830 megabytes a second is plenty fast for most everyone for consumer use and probably for the majority of small business use.
An increase in speed of 30 gigabytes a second won't matter anyway even if i did end up replacing the drives with Samsung 850 pros.
I was just trying to confirm that my math was correct and that 863 MB/s was the limit for usb 3.1, although if 830 MB/s is the limit that is perfectly acceptable too.
I was actually thinking about something similar to this a few weeks ago of putting the zil for my nas4free server on a super fast usb device/enclosure using ssds.
All the posts saying don't use usb are for like usb 2.0 flash drives.
Super fast. Check
1 Terabyte capacity. Check
Replaceable drives allowing for configurable write endurance/speed
Doesn't use a valuable sata port.

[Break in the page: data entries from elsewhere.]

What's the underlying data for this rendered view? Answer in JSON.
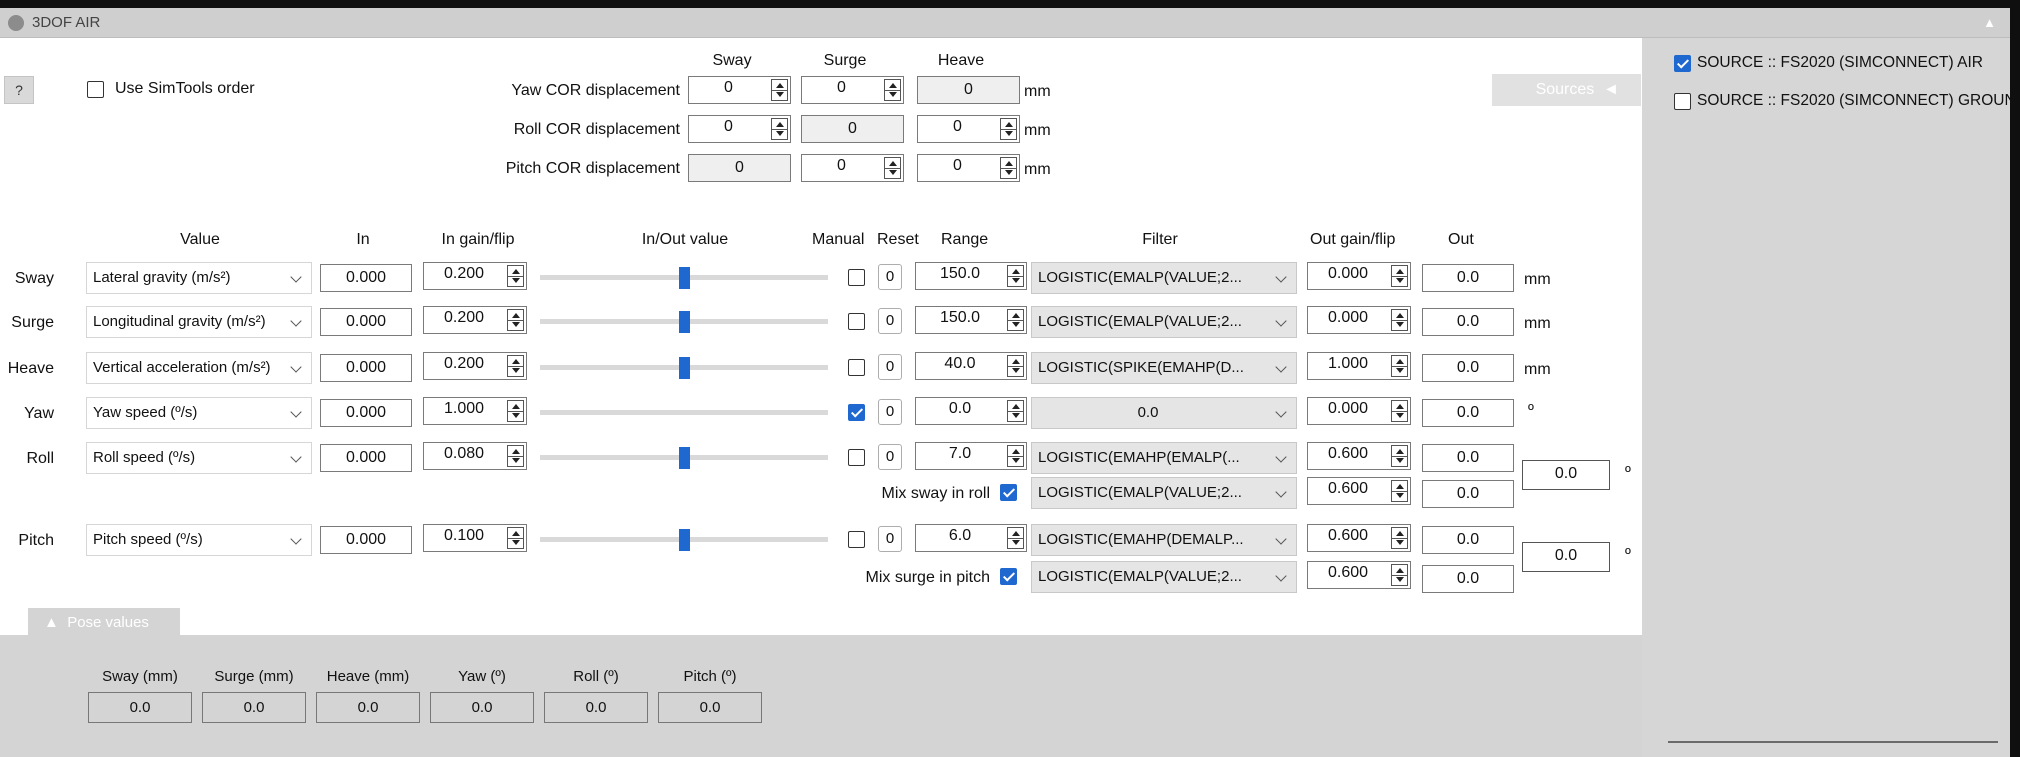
{
  "window": {
    "title": "3DOF AIR",
    "collapse_arrow": "▲"
  },
  "help": {
    "label": "?"
  },
  "use_simtools": {
    "label": "Use SimTools order",
    "checked": false
  },
  "cor": {
    "columns": [
      "Sway",
      "Surge",
      "Heave"
    ],
    "unit": "mm",
    "rows": [
      {
        "label": "Yaw COR displacement",
        "sway": "0",
        "surge": "0",
        "heave": "0"
      },
      {
        "label": "Roll COR displacement",
        "sway": "0",
        "surge": "0",
        "heave": "0"
      },
      {
        "label": "Pitch COR displacement",
        "sway": "0",
        "surge": "0",
        "heave": "0"
      }
    ]
  },
  "sources_button": {
    "label": "Sources",
    "icon": "◄"
  },
  "sources": [
    {
      "label": "SOURCE :: FS2020 (SIMCONNECT) AIR",
      "checked": true
    },
    {
      "label": "SOURCE :: FS2020 (SIMCONNECT) GROUN",
      "checked": false
    }
  ],
  "headers": {
    "value": "Value",
    "in": "In",
    "in_gain": "In gain/flip",
    "in_out": "In/Out value",
    "manual": "Manual",
    "reset": "Reset",
    "range": "Range",
    "filter": "Filter",
    "out_gain": "Out gain/flip",
    "out": "Out"
  },
  "axes": [
    {
      "name": "Sway",
      "value": "Lateral gravity (m/s²)",
      "in": "0.000",
      "in_gain": "0.200",
      "slider": 0.5,
      "manual": false,
      "reset": "0",
      "range": "150.0",
      "filter": "LOGISTIC(EMALP(VALUE;2...",
      "out_gain": "0.000",
      "out": "0.0",
      "unit": "mm"
    },
    {
      "name": "Surge",
      "value": "Longitudinal gravity (m/s²)",
      "in": "0.000",
      "in_gain": "0.200",
      "slider": 0.5,
      "manual": false,
      "reset": "0",
      "range": "150.0",
      "filter": "LOGISTIC(EMALP(VALUE;2...",
      "out_gain": "0.000",
      "out": "0.0",
      "unit": "mm"
    },
    {
      "name": "Heave",
      "value": "Vertical acceleration (m/s²)",
      "in": "0.000",
      "in_gain": "0.200",
      "slider": 0.5,
      "manual": false,
      "reset": "0",
      "range": "40.0",
      "filter": "LOGISTIC(SPIKE(EMAHP(D...",
      "out_gain": "1.000",
      "out": "0.0",
      "unit": "mm"
    },
    {
      "name": "Yaw",
      "value": "Yaw speed (º/s)",
      "in": "0.000",
      "in_gain": "1.000",
      "slider": null,
      "manual": true,
      "reset": "0",
      "range": "0.0",
      "filter": "0.0",
      "out_gain": "0.000",
      "out": "0.0",
      "unit": "º"
    },
    {
      "name": "Roll",
      "value": "Roll speed (º/s)",
      "in": "0.000",
      "in_gain": "0.080",
      "slider": 0.5,
      "manual": false,
      "reset": "0",
      "range": "7.0",
      "filter": "LOGISTIC(EMAHP(EMALP(...",
      "out_gain": "0.600",
      "out": "0.0"
    },
    {
      "name": "Pitch",
      "value": "Pitch speed (º/s)",
      "in": "0.000",
      "in_gain": "0.100",
      "slider": 0.5,
      "manual": false,
      "reset": "0",
      "range": "6.0",
      "filter": "LOGISTIC(EMAHP(DEMALP...",
      "out_gain": "0.600",
      "out": "0.0"
    }
  ],
  "mix_rows": [
    {
      "label": "Mix sway in roll",
      "checked": true,
      "filter": "LOGISTIC(EMALP(VALUE;2...",
      "out_gain": "0.600",
      "out": "0.0"
    },
    {
      "label": "Mix surge in pitch",
      "checked": true,
      "filter": "LOGISTIC(EMALP(VALUE;2...",
      "out_gain": "0.600",
      "out": "0.0"
    }
  ],
  "totals": [
    {
      "value": "0.0",
      "unit": "º"
    },
    {
      "value": "0.0",
      "unit": "º"
    }
  ],
  "pose": {
    "tab_label": "Pose values",
    "tab_icon": "▲",
    "items": [
      {
        "label": "Sway (mm)",
        "value": "0.0"
      },
      {
        "label": "Surge (mm)",
        "value": "0.0"
      },
      {
        "label": "Heave (mm)",
        "value": "0.0"
      },
      {
        "label": "Yaw (º)",
        "value": "0.0"
      },
      {
        "label": "Roll (º)",
        "value": "0.0"
      },
      {
        "label": "Pitch (º)",
        "value": "0.0"
      }
    ]
  }
}
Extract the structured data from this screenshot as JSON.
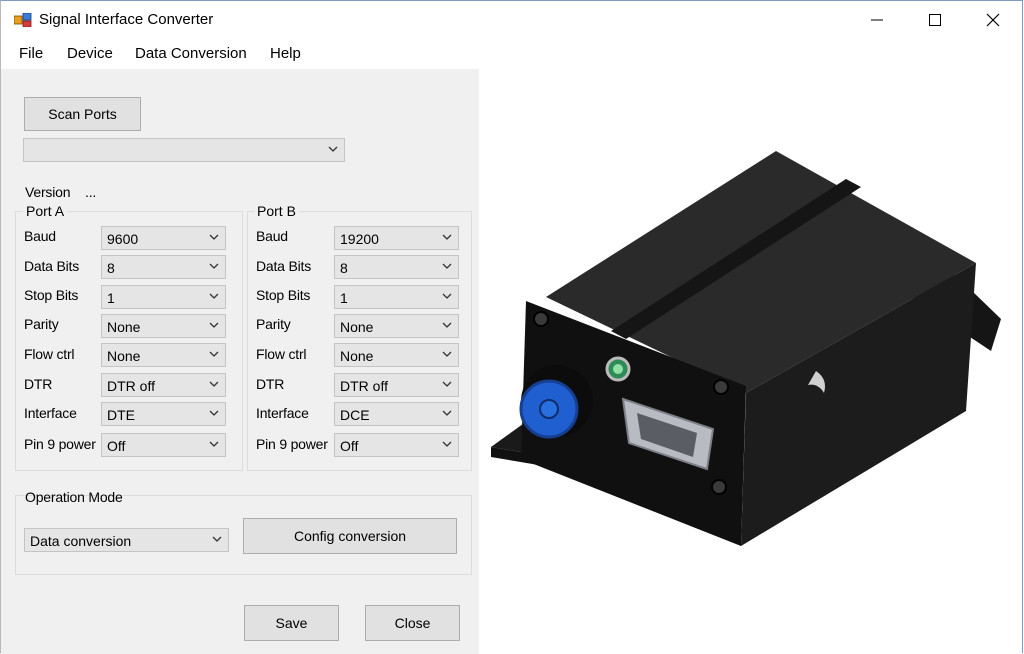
{
  "window": {
    "title": "Signal Interface Converter"
  },
  "menu": [
    "File",
    "Device",
    "Data Conversion",
    "Help"
  ],
  "scan_ports_label": "Scan Ports",
  "port_select_value": "",
  "version": {
    "label": "Version",
    "value": "..."
  },
  "port_a": {
    "title": "Port A",
    "fields": [
      {
        "label": "Baud",
        "value": "9600"
      },
      {
        "label": "Data Bits",
        "value": "8"
      },
      {
        "label": "Stop Bits",
        "value": "1"
      },
      {
        "label": "Parity",
        "value": "None"
      },
      {
        "label": "Flow ctrl",
        "value": "None"
      },
      {
        "label": "DTR",
        "value": "DTR off"
      },
      {
        "label": "Interface",
        "value": "DTE"
      },
      {
        "label": "Pin 9 power",
        "value": "Off"
      }
    ]
  },
  "port_b": {
    "title": "Port B",
    "fields": [
      {
        "label": "Baud",
        "value": "19200"
      },
      {
        "label": "Data Bits",
        "value": "8"
      },
      {
        "label": "Stop Bits",
        "value": "1"
      },
      {
        "label": "Parity",
        "value": "None"
      },
      {
        "label": "Flow ctrl",
        "value": "None"
      },
      {
        "label": "DTR",
        "value": "DTR off"
      },
      {
        "label": "Interface",
        "value": "DCE"
      },
      {
        "label": "Pin 9 power",
        "value": "Off"
      }
    ]
  },
  "operation_mode": {
    "title": "Operation Mode",
    "value": "Data conversion",
    "config_button": "Config conversion"
  },
  "buttons": {
    "save": "Save",
    "close": "Close"
  },
  "icons": [
    "app-icon",
    "minimize-icon",
    "maximize-icon",
    "close-icon",
    "chevron-down-icon"
  ],
  "colors": {
    "title_bar": "#ffffff",
    "client_bg": "#f0f0f0",
    "button_bg": "#e1e1e1",
    "device_body": "#1c1c1c",
    "connector_blue": "#1f5fd0"
  }
}
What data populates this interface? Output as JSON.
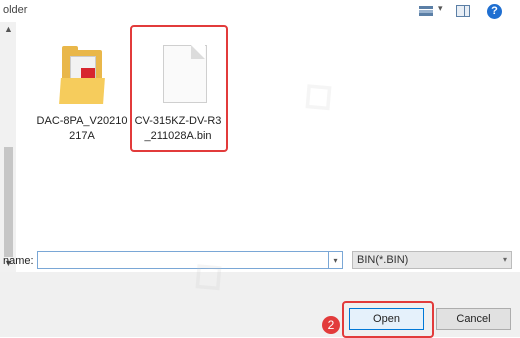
{
  "header": {
    "folder_label": "older"
  },
  "toolbar": {
    "view_icon": "view-details-icon",
    "view_caret_icon": "chevron-down-icon",
    "preview_icon": "preview-pane-icon",
    "help_icon": "help-icon",
    "help_glyph": "?"
  },
  "files": [
    {
      "name": "DAC-8PA_V20210217A",
      "icon": "folder-icon"
    },
    {
      "name": "CV-315KZ-DV-R3_211028A.bin",
      "icon": "file-icon"
    }
  ],
  "filename": {
    "label": "name:",
    "value": ""
  },
  "filetype": {
    "selected": "BIN(*.BIN)"
  },
  "buttons": {
    "open": "Open",
    "cancel": "Cancel"
  },
  "annotation": {
    "step": "2",
    "highlight_color": "#e23b3b"
  },
  "colors": {
    "accent": "#0078d7",
    "help_blue": "#1f6fd1",
    "folder": "#e9b74a"
  }
}
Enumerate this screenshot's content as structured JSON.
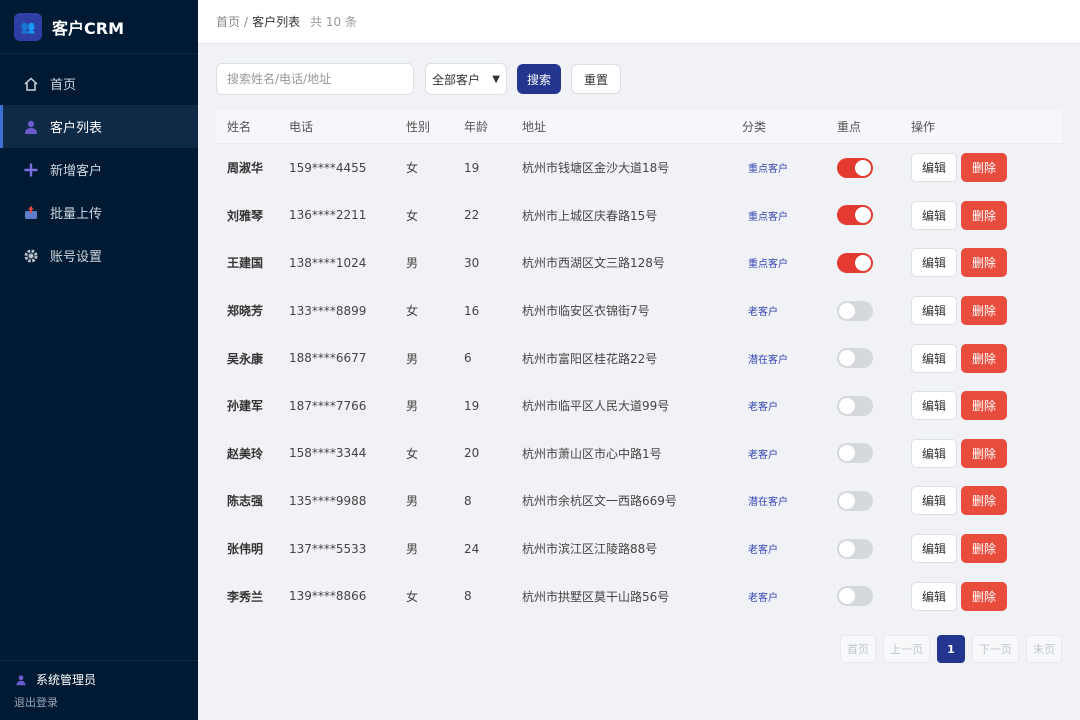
{
  "app": {
    "logo_text": "👥",
    "name": "客户CRM"
  },
  "nav": [
    {
      "icon": "home-icon",
      "label": "首页",
      "active": false
    },
    {
      "icon": "user-icon",
      "label": "客户列表",
      "active": true
    },
    {
      "icon": "plus-icon",
      "label": "新增客户",
      "active": false
    },
    {
      "icon": "upload-icon",
      "label": "批量上传",
      "active": false
    },
    {
      "icon": "gear-icon",
      "label": "账号设置",
      "active": false
    }
  ],
  "footer": {
    "user": "系统管理员",
    "logout": "退出登录"
  },
  "breadcrumb": {
    "home": "首页",
    "sep": "/",
    "current": "客户列表",
    "total": "共 10 条"
  },
  "search": {
    "placeholder": "搜索姓名/电话/地址",
    "value": ""
  },
  "filter": {
    "selected": "全部客户"
  },
  "buttons": {
    "search": "搜索",
    "reset": "重置"
  },
  "table": {
    "headers": {
      "name": "姓名",
      "phone": "电话",
      "gender": "性别",
      "age": "年龄",
      "address": "地址",
      "category": "分类",
      "key": "重点",
      "actions": "操作"
    },
    "edit_label": "编辑",
    "delete_label": "删除",
    "rows": [
      {
        "name": "周淑华",
        "phone": "159****4455",
        "gender": "女",
        "age": "19",
        "address": "杭州市钱塘区金沙大道18号",
        "category": "重点客户",
        "key": true
      },
      {
        "name": "刘雅琴",
        "phone": "136****2211",
        "gender": "女",
        "age": "22",
        "address": "杭州市上城区庆春路15号",
        "category": "重点客户",
        "key": true
      },
      {
        "name": "王建国",
        "phone": "138****1024",
        "gender": "男",
        "age": "30",
        "address": "杭州市西湖区文三路128号",
        "category": "重点客户",
        "key": true
      },
      {
        "name": "郑晓芳",
        "phone": "133****8899",
        "gender": "女",
        "age": "16",
        "address": "杭州市临安区衣锦街7号",
        "category": "老客户",
        "key": false
      },
      {
        "name": "吴永康",
        "phone": "188****6677",
        "gender": "男",
        "age": "6",
        "address": "杭州市富阳区桂花路22号",
        "category": "潜在客户",
        "key": false
      },
      {
        "name": "孙建军",
        "phone": "187****7766",
        "gender": "男",
        "age": "19",
        "address": "杭州市临平区人民大道99号",
        "category": "老客户",
        "key": false
      },
      {
        "name": "赵美玲",
        "phone": "158****3344",
        "gender": "女",
        "age": "20",
        "address": "杭州市萧山区市心中路1号",
        "category": "老客户",
        "key": false
      },
      {
        "name": "陈志强",
        "phone": "135****9988",
        "gender": "男",
        "age": "8",
        "address": "杭州市余杭区文一西路669号",
        "category": "潜在客户",
        "key": false
      },
      {
        "name": "张伟明",
        "phone": "137****5533",
        "gender": "男",
        "age": "24",
        "address": "杭州市滨江区江陵路88号",
        "category": "老客户",
        "key": false
      },
      {
        "name": "李秀兰",
        "phone": "139****8866",
        "gender": "女",
        "age": "8",
        "address": "杭州市拱墅区莫干山路56号",
        "category": "老客户",
        "key": false
      }
    ]
  },
  "pagination": {
    "first": "首页",
    "prev": "上一页",
    "current": "1",
    "next": "下一页",
    "last": "末页"
  },
  "colors": {
    "sidebar_bg": "#001a33",
    "primary": "#23358f",
    "danger": "#e84c3d",
    "switch_on": "#e33a32",
    "tag": "#3646b5"
  }
}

Check
(This is probably the biggest plus, lets me add another 8 terabyte drive)
(Storage Density FTW)
It almost sounds too good to be true.
I'm unsure what the write endurance for the 500 gigabyte drives they include are, but worst case I would buy 2 - Samsung 850 Pros.
I would of course test all of this on a temp first.
If all of this works as planned i may even try to use a device similar to this for actual storage for my nas4free.
The 255 limit of usb devices on a single hub came to mind almost instantly.
But that is a topic for a much later date.
Intel USB3.1 controller can reach 20Gb/s per port (double Asmedia bandwidth) and currently only Gigabyte are releasing Motherboards with Intel USB 3.1 chipset.
we Can use NVME SSD on USB3.1 and get 2000MB/s sequential read/write if some one makes an NVME/USB3.1 Bridge.
More over , Companies are ignoring Thunderbolt 3 enclosures as well which can reach 4000MB/s
They will sell it overpriced I know but not because they are more expensive to make ,no because they target the 3D Rendering and movie editing companies.
Any reads from the device hopefully are pulled from the ARC (ram) which should allow you to cap out the 40Gb-50Gb connection or at least move the bottleneck to the user's computer.
No need for an L2ARC using all ssds.
I don't see a need for an ZIL since even if you were to use 8 ssds in a raid 10 even the write speed would be at least equal to the write speed of a Samsung 960 pro (about 2 gigabytes a second). Unless you needed an insane amount of write cache in which case you could use 2 Samsung Pro in a raid 0, which might be the case if you were recording at 8k or higher.
I mean that is what I would use if I were James Cameron instead of a thunderbolt enclosure.
If you think this looks impressive just imagine the backup system you would need to be able to handle the throughput for it lol.
If you haven't noticed.
I like zfs.